Need an editor? Having your book, business document or academic paper proofread or edited before submitting it can prove invaluable. In an economic climate where you face heavy competition, your writing needs a second eye to give you the edge. Whether you come from a big city like Baltimore, Maryland, or if you come from a small town like Giants Neck, Connecticut, I can provide that second eye.


Editing client publishes political thriller-satire

A recent editing Jay Fitzpatrick client, Jay Fitzpatrick, has published his first novel, the political thriller and satire “Fear Itself.” After terrorists launch multiple attacks aimed at spreading fear and panic, the NYPD Police Commissioner calls upon his former Marine buddy Tommy Burk to help him unravel the mystery of who’s responsible. Once they find the answer, though, the U.S. government has no choice but to frame Burk to cover its own ineptness…sending Burk on an odyssey to restore integrity to the presidency. “Fear Itself” is available for purchase online.

Need an editor? Having your book, business document or academic paper proofread or edited before submitting it can prove invaluable. In an economic climate where you face heavy competition, your writing needs a second eye to give you the edge. Whether you come from a big city like St. Louis, Missouri, or a small town like Cheesequake, New Jersey, I can provide that second eye.

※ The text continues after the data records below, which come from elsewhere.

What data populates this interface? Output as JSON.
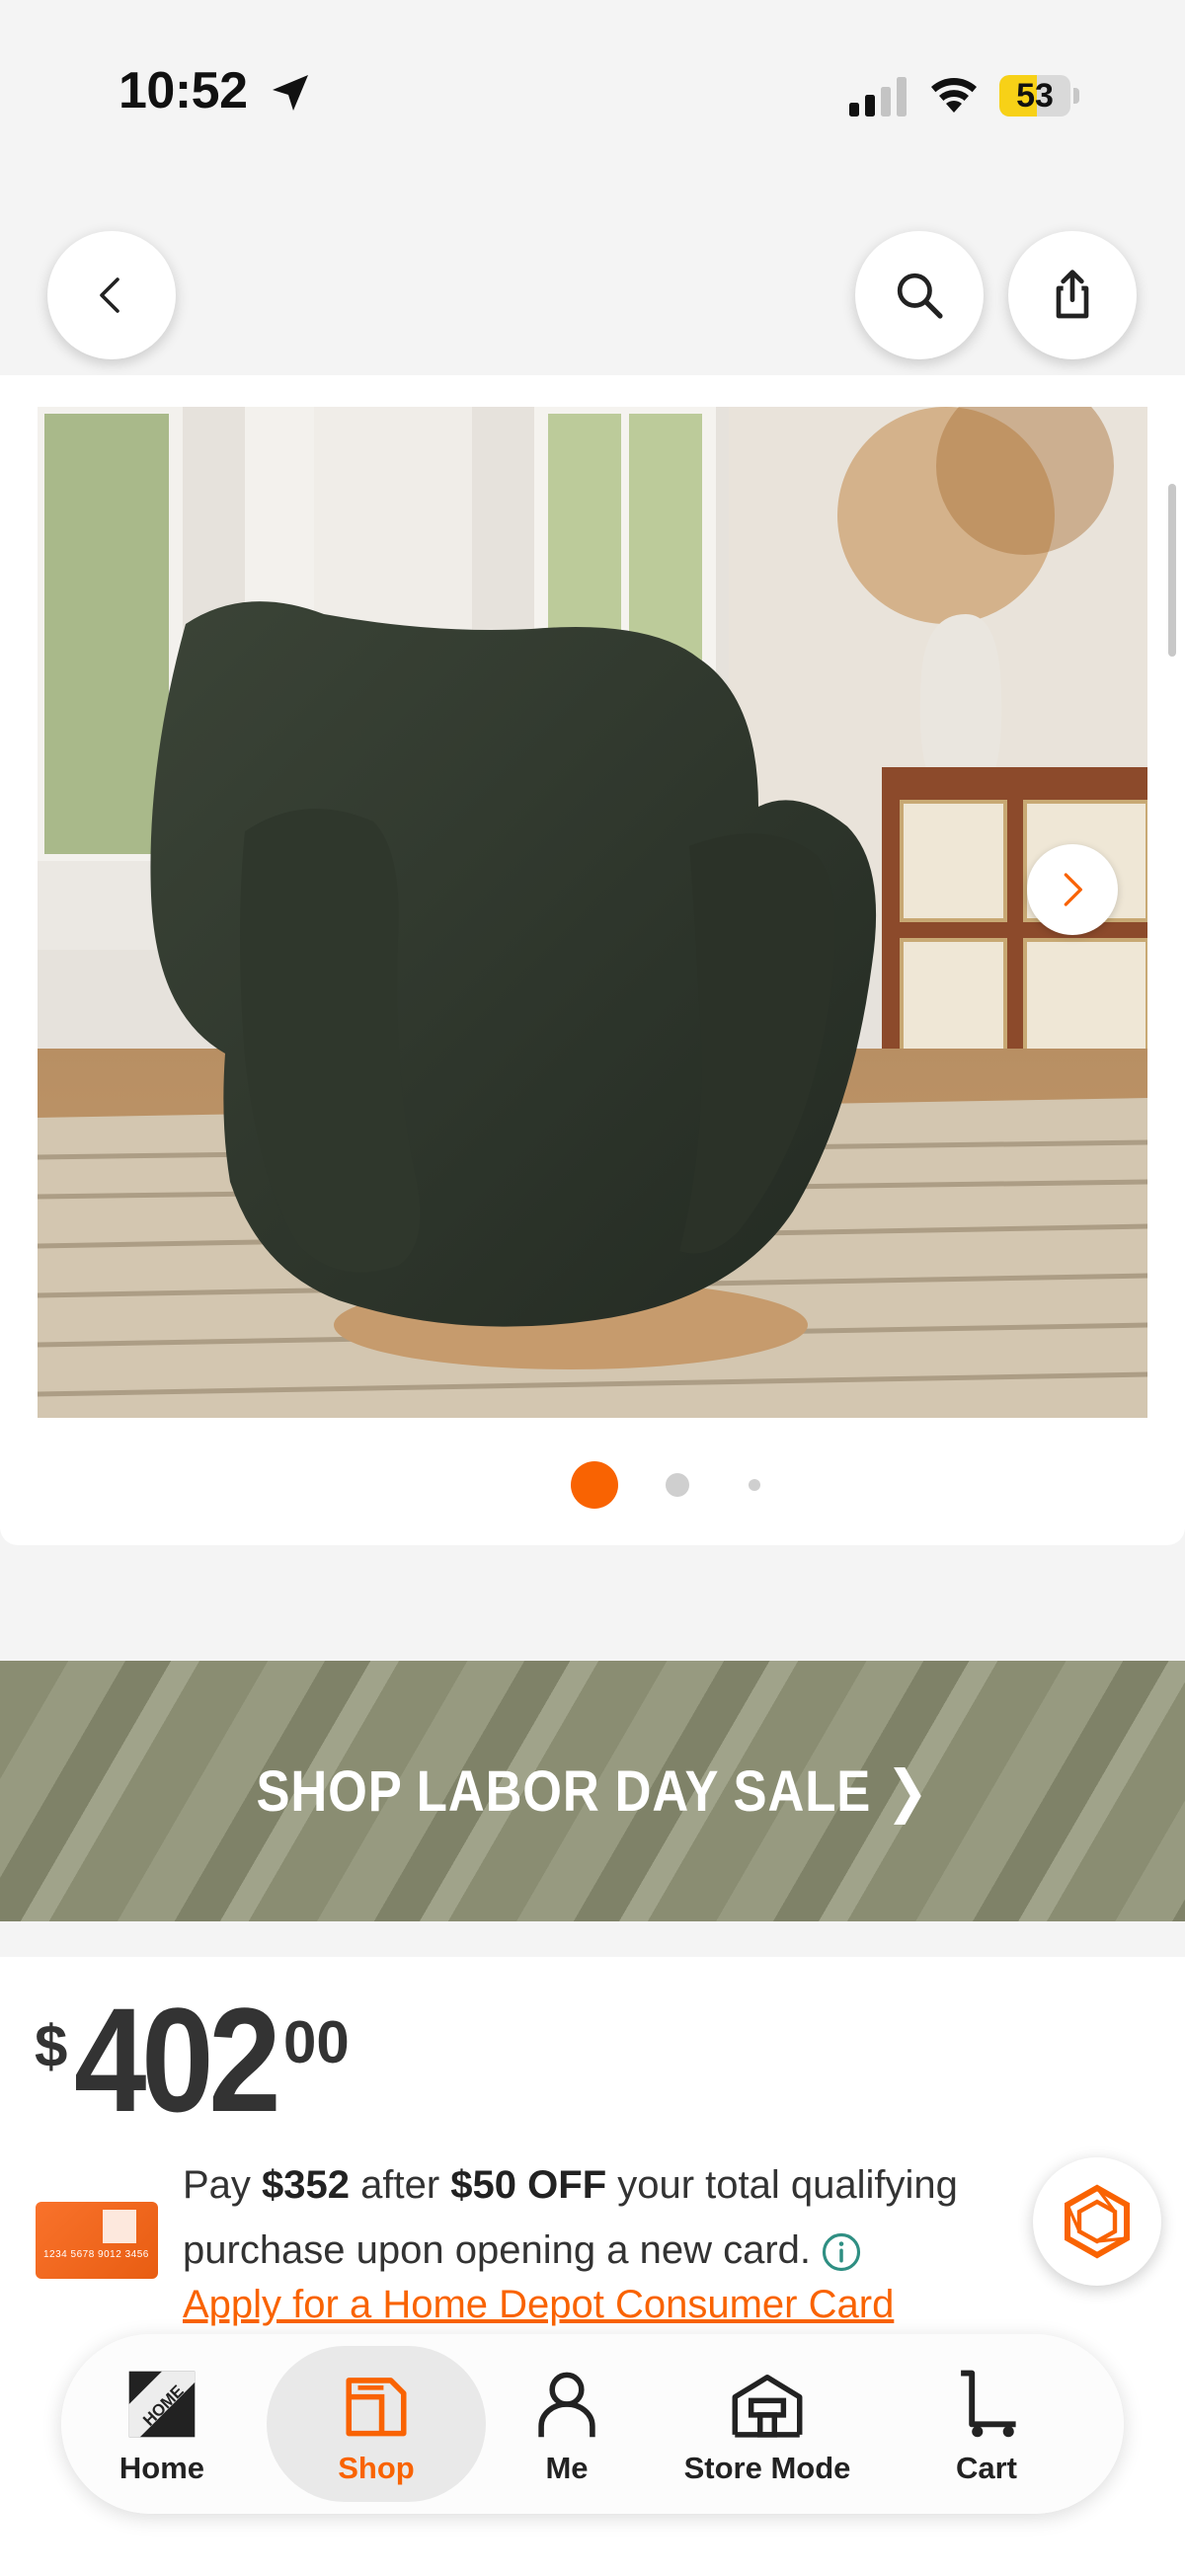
{
  "status_bar": {
    "time": "10:52",
    "battery": "53",
    "battery_level": 0.53
  },
  "header": {
    "back_icon": "chevron-left-icon",
    "search_icon": "search-icon",
    "share_icon": "share-icon"
  },
  "gallery": {
    "image_description": "Dark green boucle swivel accent chair",
    "image_count": 3,
    "active_index": 0,
    "next_icon": "chevron-right-icon"
  },
  "banner": {
    "label": "SHOP LABOR DAY SALE ❯"
  },
  "price": {
    "dollar": "$",
    "whole": "402",
    "cents": "00"
  },
  "promo": {
    "pay_prefix": "Pay ",
    "pay_amount": "$352",
    "after": " after ",
    "discount": "$50 OFF",
    "suffix": " your total qualifying purchase upon opening a new card.",
    "apply_link": "Apply for a Home Depot Consumer Card"
  },
  "bottom_nav": {
    "items": [
      {
        "label": "Home",
        "icon": "home-depot-logo-icon"
      },
      {
        "label": "Shop",
        "icon": "shop-bag-icon",
        "active": true
      },
      {
        "label": "Me",
        "icon": "person-icon"
      },
      {
        "label": "Store Mode",
        "icon": "store-icon"
      },
      {
        "label": "Cart",
        "icon": "cart-icon"
      }
    ]
  },
  "colors": {
    "brand_orange": "#f96302",
    "banner_green": "#8a8d72"
  }
}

Offer valuable content to increase sales

When promoting StockSnap_TXT36CNGNW your self-published book, consider offering additional valuable content. This tried-and-true technique can drive readers to a service you provide or to other books you are selling.

Your book already is valuable content. But after the reader finishes it, you only can hope that the reader takes the next step of hiring you for the service you provide or for buying additional books. Instead, now that you have their interest, offer them something beyond your book, something that sends them to a place where they can learn about your services or where they can see your other titles.

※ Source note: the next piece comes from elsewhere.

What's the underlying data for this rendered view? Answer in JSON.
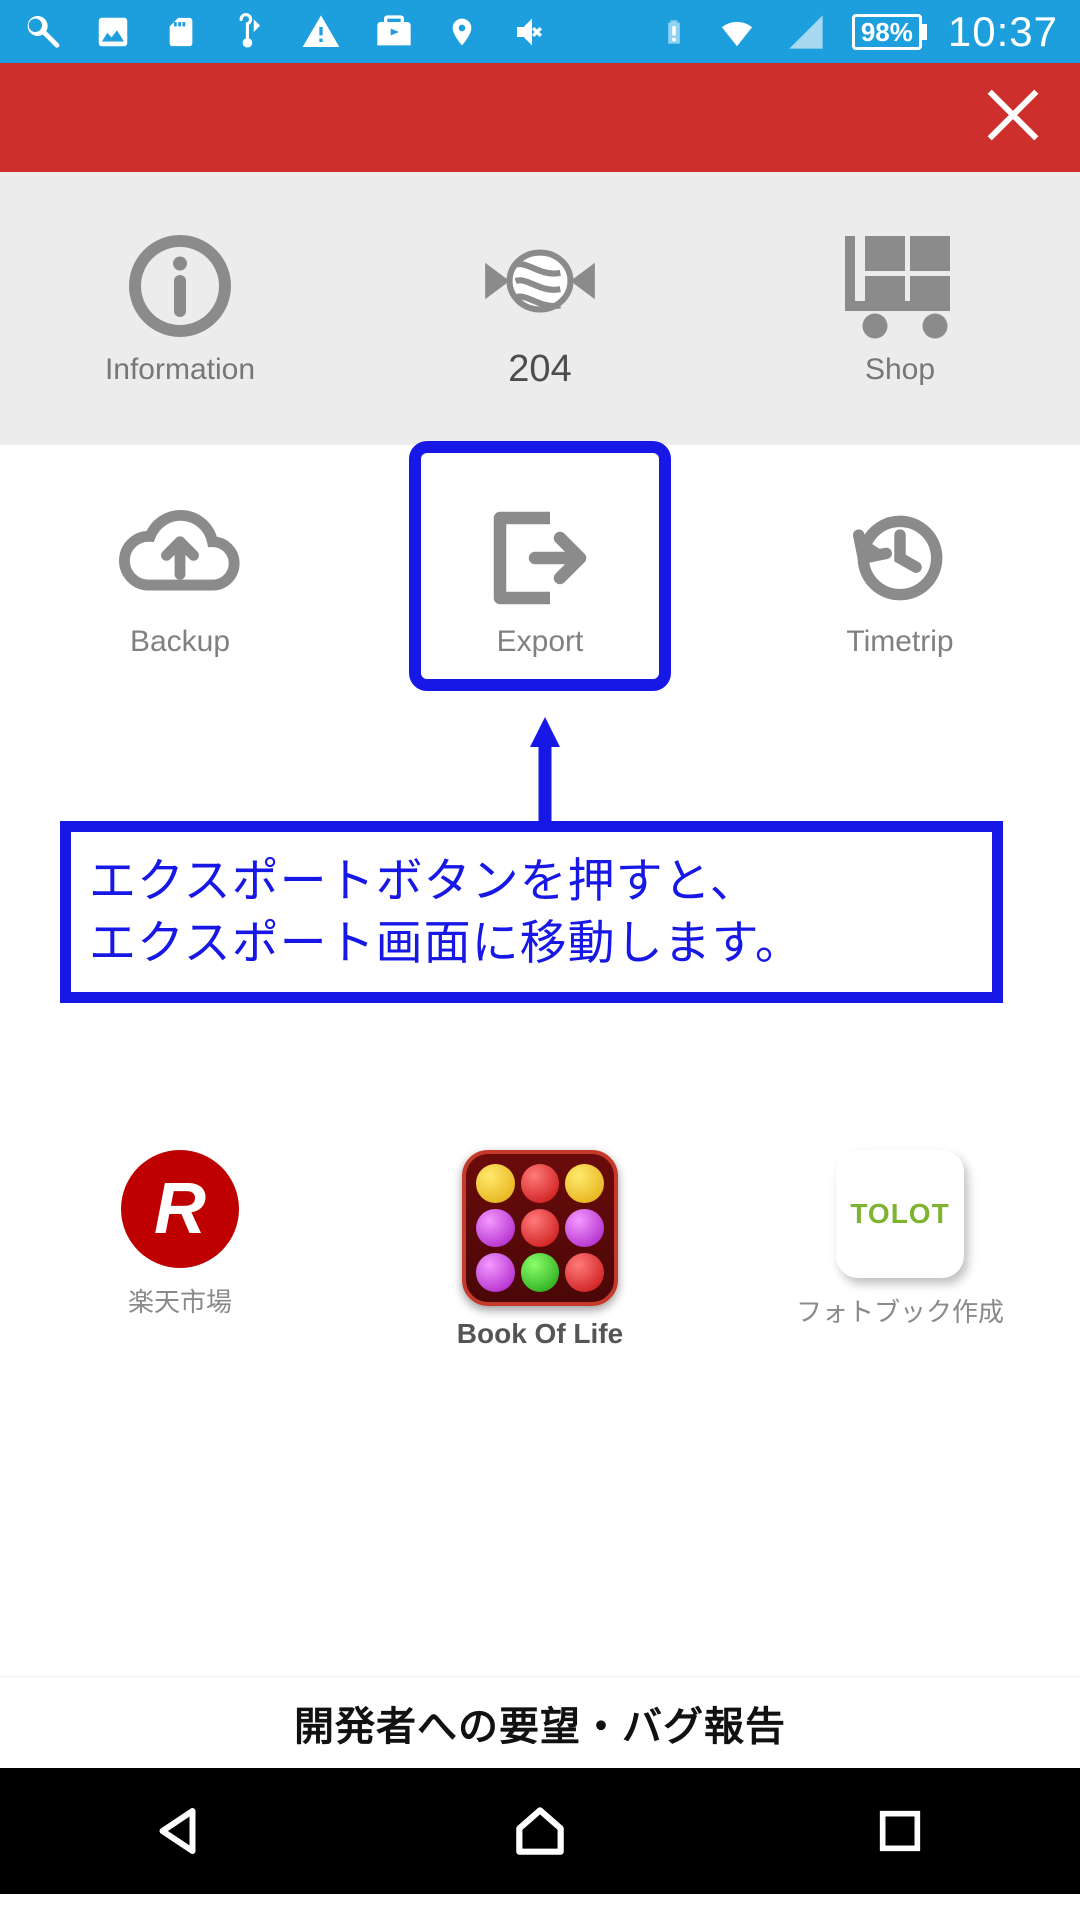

This valuable content might be a free sample chapter, a video, a blog or a podcast. It is provided to readers as a “bonus” for having purchased your book. It gives additional information beyond what is in your book.

For example, suppose that you are a website designer and penned a nonfiction book about what businesses should include on their Internet pages. You might include a link to a video or a podcast that discusses writing such content; this video or podcast would subtly mention that you offer web design services and provide contact information for you. Or you might provide an additional free chapter from a book about how to write content for a website, which you also authored.

A spin on this is to enlist readers in improving your services or products (read “books” here). Rather than have a reader stew about a spelling error that you missed when editing your book, instead reward them for “finding” it. To that end, you might include in the book a page that says, “If you spot a typo, let us know for a free gift.” The gift might be a set of bookmarks promoting your titles or could be a discount on the purchase of your next book.

Need an editor? Having your book, business document or academic paper proofread or edited before submitting it can prove invaluable. In an economic climate where you face heavy competition, your writing needs a second eye to give you the edge. Whether you come from a big city like Chula Vista, California, or a small town like Eek, Arkansas, I can provide that second eye.